  }

  float length = micros() - start;
  float freq = (1000000 / (length / samples)) * 10;

  return freq;
}

Emotional Frequency Sensor–well, a first step to the idea

This week, experimenting with new sensors for Arduino, I was really excited to bring my personal fascination with “magic” in my artwork—making the invisible, visible and expressing what the body (the nervous system, senses and body language) tries to communicate though a noticeable expression—into the realm of sensors. I kept thinking to myself what is the body trying to communicate that goes unseen, (the natural sensors [input and output]) which directs invisible messages or commands to the brain? I had two goals: make the invisible visible and express what our bodies communicate into a new context output—visual representation, data tracking, and demystified expressions that people outside of our physical body space can interpret.

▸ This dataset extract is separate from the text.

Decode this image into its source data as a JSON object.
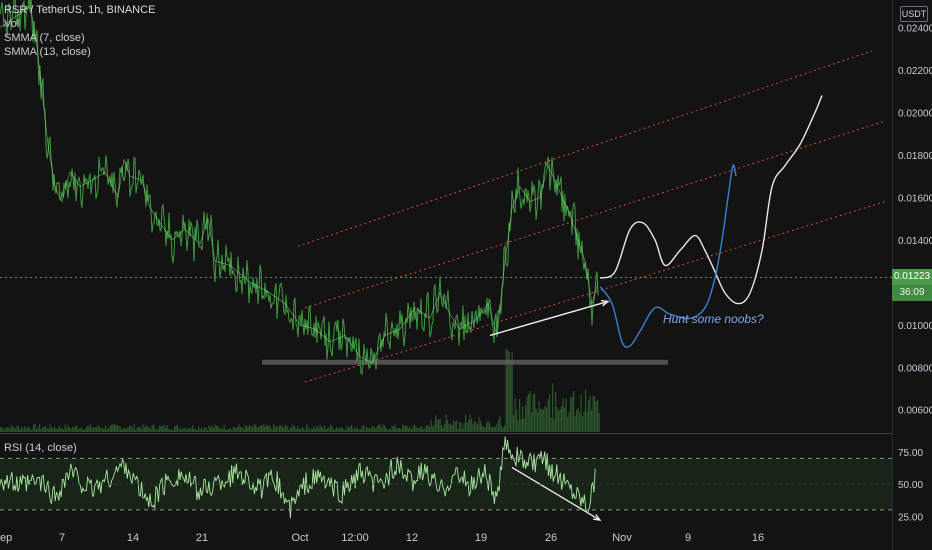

After deconstructing (in my head) our bodies’ natural sensors input and output (eyes, skin/neurological system, touch, taste, scent, voice, spatial recognition, muscle memory, hearing) and their neurological and psychological purposes as well as thinking of the physics principle that all matter is in constant vibratory motion, while riding on the subway, a line from an Erykah Badu song popped into my head: “Our emotions have a vibratory frequency to them. There are only two emotions that humankind experience: fear and love. While other emotions branch either directly or indirectly from these two emotions. Fear has a long and slow frequency vibration to it, while love has a very rapid and high frequency.”  (I don’t know if her ideas have any merit to them, but I like what she’s suggesting.) This was exactly what I wanted to begin to pick up and represent through sensors. I was worried that I would need a much more sensitive and specific sensor than the simple vibration sensor I already had—maybe something like an EKG or EEG. I was right: the vibration sensor doe not cut it. But, at least it’s a good start.

My hope for this week’s assignment was to create (at a much later stage) a wearable vibratory sensor to track the emotional or physical vibrations of the people one encounters throughout a day. This would allow for each individual emotional vibration level to be captured, input, tracked, computed and visualized through Processing to finally create a visual piece that can be projected as an art installation representing all of the vibrations we encounter throughout a typical day.

Here is a video of the vibration sensor that I got working today: Vibration Video